▶ **Given data**
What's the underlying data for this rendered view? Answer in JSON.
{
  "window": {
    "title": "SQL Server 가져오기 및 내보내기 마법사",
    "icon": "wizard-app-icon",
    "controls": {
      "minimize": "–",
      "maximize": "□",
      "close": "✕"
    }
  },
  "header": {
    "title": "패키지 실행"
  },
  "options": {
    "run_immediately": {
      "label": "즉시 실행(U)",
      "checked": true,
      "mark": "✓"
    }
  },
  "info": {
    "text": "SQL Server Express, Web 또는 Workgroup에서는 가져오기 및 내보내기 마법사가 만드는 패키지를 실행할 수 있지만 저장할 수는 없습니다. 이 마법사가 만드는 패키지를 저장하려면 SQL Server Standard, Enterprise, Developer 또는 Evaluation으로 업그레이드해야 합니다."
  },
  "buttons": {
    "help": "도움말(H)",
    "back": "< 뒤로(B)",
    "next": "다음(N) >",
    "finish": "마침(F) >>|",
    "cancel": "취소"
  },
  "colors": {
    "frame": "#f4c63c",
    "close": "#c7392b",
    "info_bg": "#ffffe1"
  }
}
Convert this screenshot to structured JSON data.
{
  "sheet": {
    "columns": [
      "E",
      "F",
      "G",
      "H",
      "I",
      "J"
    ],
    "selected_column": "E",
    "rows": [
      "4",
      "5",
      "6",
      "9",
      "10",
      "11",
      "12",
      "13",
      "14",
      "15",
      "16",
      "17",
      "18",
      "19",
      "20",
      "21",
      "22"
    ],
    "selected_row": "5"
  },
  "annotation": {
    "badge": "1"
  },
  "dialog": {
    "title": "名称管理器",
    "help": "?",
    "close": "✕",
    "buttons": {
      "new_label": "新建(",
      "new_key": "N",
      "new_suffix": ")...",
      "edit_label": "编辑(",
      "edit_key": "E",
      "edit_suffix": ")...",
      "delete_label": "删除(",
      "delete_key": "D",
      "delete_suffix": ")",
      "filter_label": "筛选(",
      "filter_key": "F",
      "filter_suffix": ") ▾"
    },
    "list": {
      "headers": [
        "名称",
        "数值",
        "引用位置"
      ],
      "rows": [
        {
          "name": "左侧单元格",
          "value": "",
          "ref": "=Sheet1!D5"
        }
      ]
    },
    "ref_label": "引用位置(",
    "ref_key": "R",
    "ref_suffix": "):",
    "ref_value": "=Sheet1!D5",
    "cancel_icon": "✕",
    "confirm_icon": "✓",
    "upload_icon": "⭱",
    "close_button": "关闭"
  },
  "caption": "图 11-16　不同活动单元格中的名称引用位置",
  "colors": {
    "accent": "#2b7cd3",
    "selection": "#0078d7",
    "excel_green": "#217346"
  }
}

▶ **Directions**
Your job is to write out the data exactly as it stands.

▶ **Response area**
What's the underlying data for this rendered view? Answer in JSON.
{
  "window": {
    "title": "SQL Server 가져오기 및 내보내기 마법사",
    "icon": "wizard-app-icon",
    "controls": {
      "minimize": "–",
      "maximize": "□",
      "close": "✕"
    }
  },
  "header": {
    "title": "패키지 실행"
  },
  "options": {
    "run_immediately": {
      "label": "즉시 실행(U)",
      "checked": true,
      "mark": "✓"
    }
  },
  "info": {
    "text": "SQL Server Express, Web 또는 Workgroup에서는 가져오기 및 내보내기 마법사가 만드는 패키지를 실행할 수 있지만 저장할 수는 없습니다. 이 마법사가 만드는 패키지를 저장하려면 SQL Server Standard, Enterprise, Developer 또는 Evaluation으로 업그레이드해야 합니다."
  },
  "buttons": {
    "help": "도움말(H)",
    "back": "< 뒤로(B)",
    "next": "다음(N) >",
    "finish": "마침(F) >>|",
    "cancel": "취소"
  },
  "colors": {
    "frame": "#f4c63c",
    "close": "#c7392b",
    "info_bg": "#ffffe1"
  }
}
Convert this screenshot to structured JSON data.
{
  "sheet": {
    "columns": [
      "E",
      "F",
      "G",
      "H",
      "I",
      "J"
    ],
    "selected_column": "E",
    "rows": [
      "4",
      "5",
      "6",
      "9",
      "10",
      "11",
      "12",
      "13",
      "14",
      "15",
      "16",
      "17",
      "18",
      "19",
      "20",
      "21",
      "22"
    ],
    "selected_row": "5"
  },
  "annotation": {
    "badge": "1"
  },
  "dialog": {
    "title": "名称管理器",
    "help": "?",
    "close": "✕",
    "buttons": {
      "new_label": "新建(",
      "new_key": "N",
      "new_suffix": ")...",
      "edit_label": "编辑(",
      "edit_key": "E",
      "edit_suffix": ")...",
      "delete_label": "删除(",
      "delete_key": "D",
      "delete_suffix": ")",
      "filter_label": "筛选(",
      "filter_key": "F",
      "filter_suffix": ") ▾"
    },
    "list": {
      "headers": [
        "名称",
        "数值",
        "引用位置"
      ],
      "rows": [
        {
          "name": "左侧单元格",
          "value": "",
          "ref": "=Sheet1!D5"
        }
      ]
    },
    "ref_label": "引用位置(",
    "ref_key": "R",
    "ref_suffix": "):",
    "ref_value": "=Sheet1!D5",
    "cancel_icon": "✕",
    "confirm_icon": "✓",
    "upload_icon": "⭱",
    "close_button": "关闭"
  },
  "caption": "图 11-16　不同活动单元格中的名称引用位置",
  "colors": {
    "accent": "#2b7cd3",
    "selection": "#0078d7",
    "excel_green": "#217346"
  }
}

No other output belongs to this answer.